*WHAT THE TASK ASKS*. Every line in the records below that holds "around" must be identified and copied.

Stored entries
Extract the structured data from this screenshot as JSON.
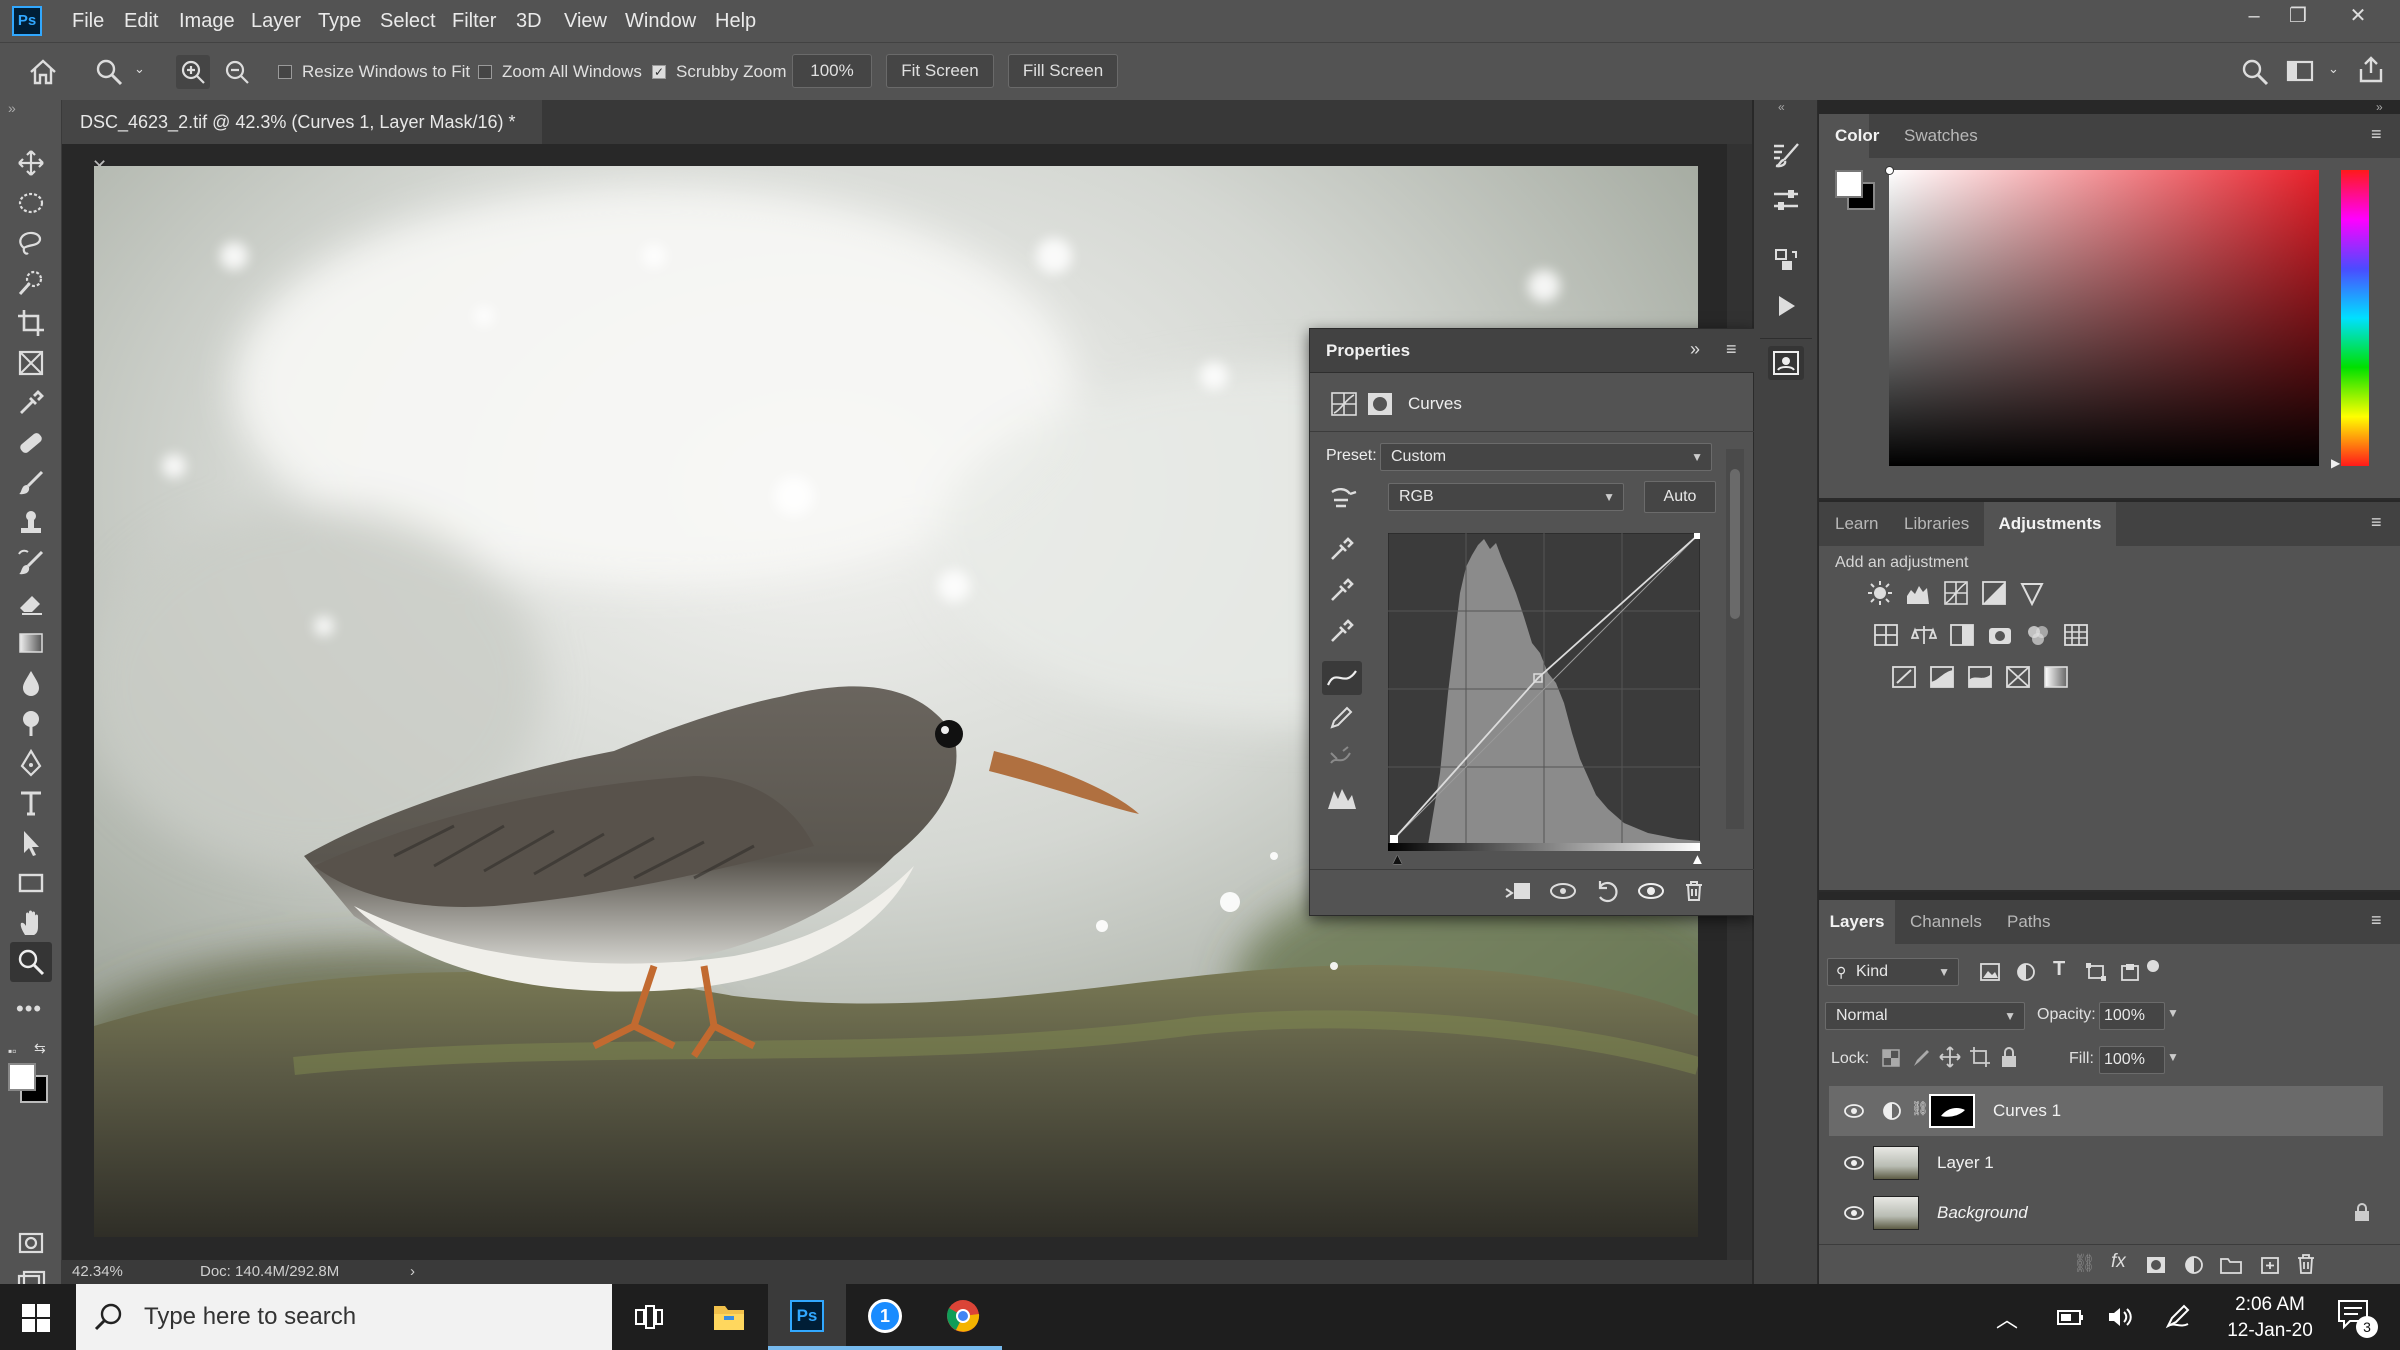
{
  "app": {
    "logo": "Ps"
  },
  "menu": [
    "File",
    "Edit",
    "Image",
    "Layer",
    "Type",
    "Select",
    "Filter",
    "3D",
    "View",
    "Window",
    "Help"
  ],
  "options": {
    "resize_windows": "Resize Windows to Fit",
    "zoom_all": "Zoom All Windows",
    "scrubby_zoom": "Scrubby Zoom",
    "zoom_value": "100%",
    "fit_screen": "Fit Screen",
    "fill_screen": "Fill Screen"
  },
  "document": {
    "tab_title": "DSC_4623_2.tif @ 42.3% (Curves 1, Layer Mask/16) *",
    "zoom": "42.34%",
    "doc_info": "Doc: 140.4M/292.8M"
  },
  "properties": {
    "title": "Properties",
    "adjustment_name": "Curves",
    "preset_label": "Preset:",
    "preset_value": "Custom",
    "channel_value": "RGB",
    "auto_label": "Auto"
  },
  "color_panel": {
    "tabs": [
      "Color",
      "Swatches"
    ]
  },
  "adjustments_panel": {
    "tabs": [
      "Learn",
      "Libraries",
      "Adjustments"
    ],
    "hint": "Add an adjustment"
  },
  "layers_panel": {
    "tabs": [
      "Layers",
      "Channels",
      "Paths"
    ],
    "kind_filter": "Kind",
    "blend_mode": "Normal",
    "opacity_label": "Opacity:",
    "opacity_value": "100%",
    "lock_label": "Lock:",
    "fill_label": "Fill:",
    "fill_value": "100%",
    "layers": [
      {
        "name": "Curves 1",
        "selected": true
      },
      {
        "name": "Layer 1",
        "selected": false
      },
      {
        "name": "Background",
        "selected": false,
        "locked": true
      }
    ]
  },
  "taskbar": {
    "search_placeholder": "Type here to search",
    "time": "2:06 AM",
    "date": "12-Jan-20",
    "notification_count": "3"
  },
  "colors": {
    "accent": "#31a8ff",
    "panel": "#535353",
    "canvas": "#282828"
  }
}
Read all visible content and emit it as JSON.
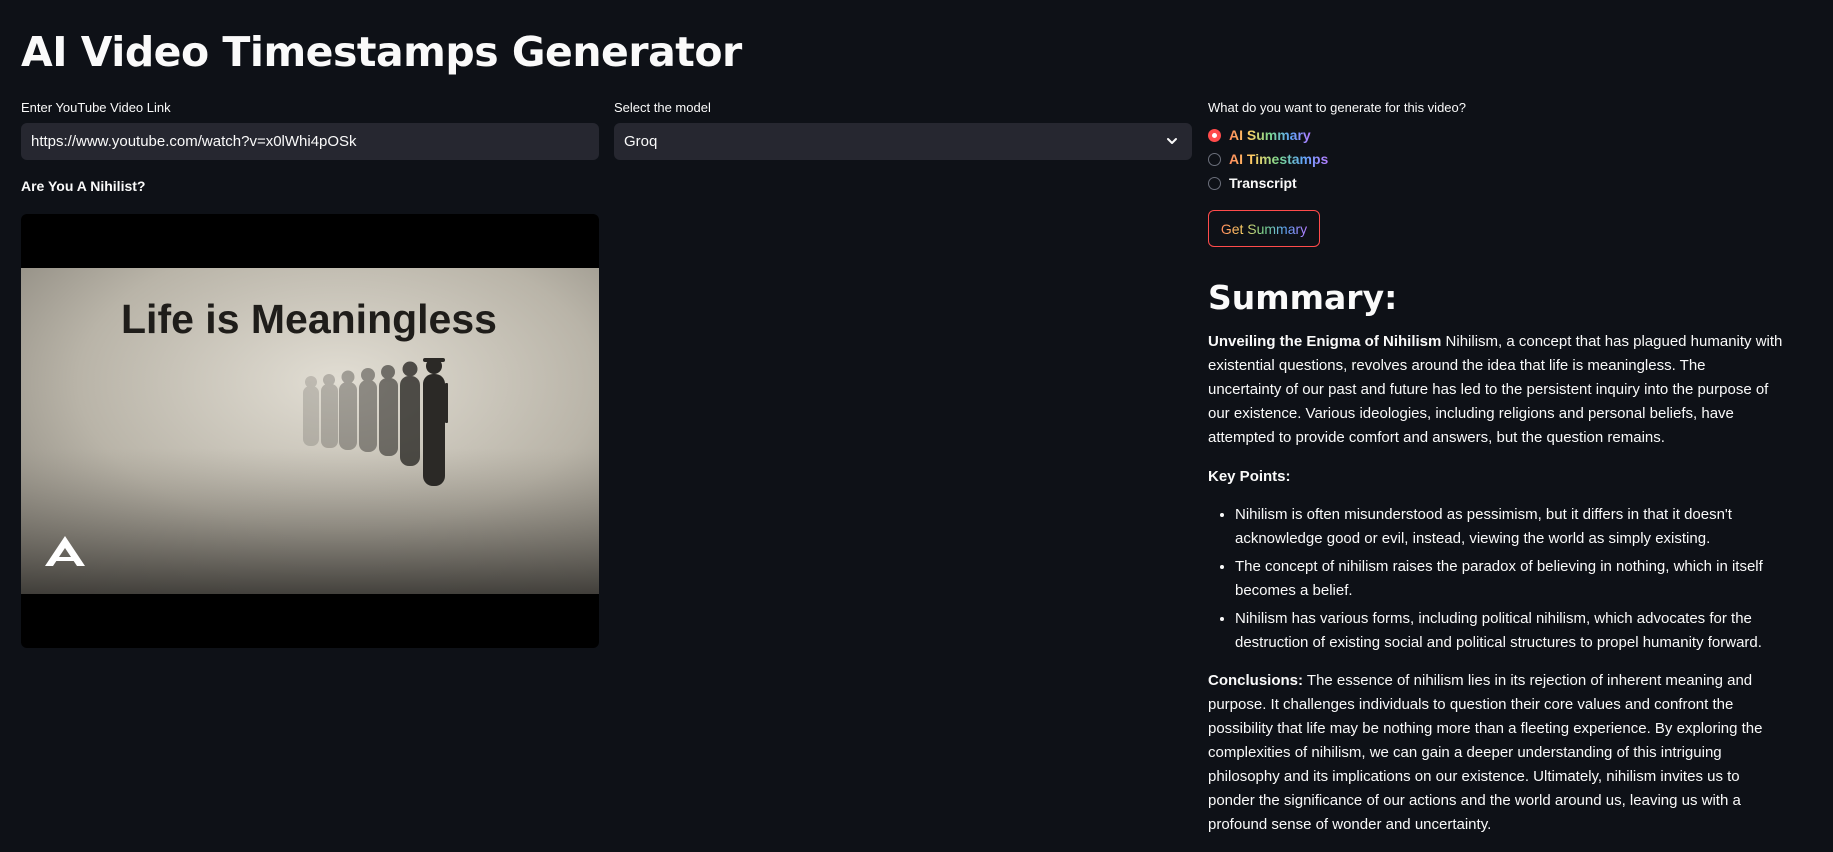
{
  "app": {
    "title": "AI Video Timestamps Generator"
  },
  "link_input": {
    "label": "Enter YouTube Video Link",
    "value": "https://www.youtube.com/watch?v=x0lWhi4pOSk"
  },
  "model_select": {
    "label": "Select the model",
    "value": "Groq"
  },
  "video": {
    "title": "Are You A Nihilist?",
    "thumbnail_text": "Life is Meaningless",
    "channel_logo": "A"
  },
  "generate_options": {
    "label": "What do you want to generate for this video?",
    "options": [
      "AI Summary",
      "AI Timestamps",
      "Transcript"
    ],
    "selected_index": 0
  },
  "action_button": {
    "label": "Get Summary"
  },
  "summary": {
    "heading": "Summary:",
    "intro_bold": "Unveiling the Enigma of Nihilism",
    "intro_text": " Nihilism, a concept that has plagued humanity with existential questions, revolves around the idea that life is meaningless. The uncertainty of our past and future has led to the persistent inquiry into the purpose of our existence. Various ideologies, including religions and personal beliefs, have attempted to provide comfort and answers, but the question remains.",
    "key_points_heading": "Key Points:",
    "key_points": [
      "Nihilism is often misunderstood as pessimism, but it differs in that it doesn't acknowledge good or evil, instead, viewing the world as simply existing.",
      "The concept of nihilism raises the paradox of believing in nothing, which in itself becomes a belief.",
      "Nihilism has various forms, including political nihilism, which advocates for the destruction of existing social and political structures to propel humanity forward."
    ],
    "conclusions_bold": "Conclusions:",
    "conclusions_text": " The essence of nihilism lies in its rejection of inherent meaning and purpose. It challenges individuals to question their core values and confront the possibility that life may be nothing more than a fleeting experience. By exploring the complexities of nihilism, we can gain a deeper understanding of this intriguing philosophy and its implications on our existence. Ultimately, nihilism invites us to ponder the significance of our actions and the world around us, leaving us with a profound sense of wonder and uncertainty."
  },
  "colors": {
    "background": "#0e1117",
    "input_background": "#262730",
    "accent": "#ff4b4b",
    "text": "#fafafa"
  },
  "icons": {
    "select_arrow": "chevron-down-icon"
  }
}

*FINISHED EXERCISE*.
    "intro_text": " Nihilism, a concept that has plagued humanity with existential questions, revolves around the idea that life is meaningless. The uncertainty of our past and future has led to the persistent inquiry into the purpose of our existence. Various ideologies, including religions and personal beliefs, have attempted to provide comfort and answers, but the question remains.",
    "conclusions_text": " The essence of nihilism lies in its rejection of inherent meaning and purpose. It challenges individuals to question their core values and confront the possibility that life may be nothing more than a fleeting experience. By exploring the complexities of nihilism, we can gain a deeper understanding of this intriguing philosophy and its implications on our existence. Ultimately, nihilism invites us to ponder the significance of our actions and the world around us, leaving us with a profound sense of wonder and uncertainty."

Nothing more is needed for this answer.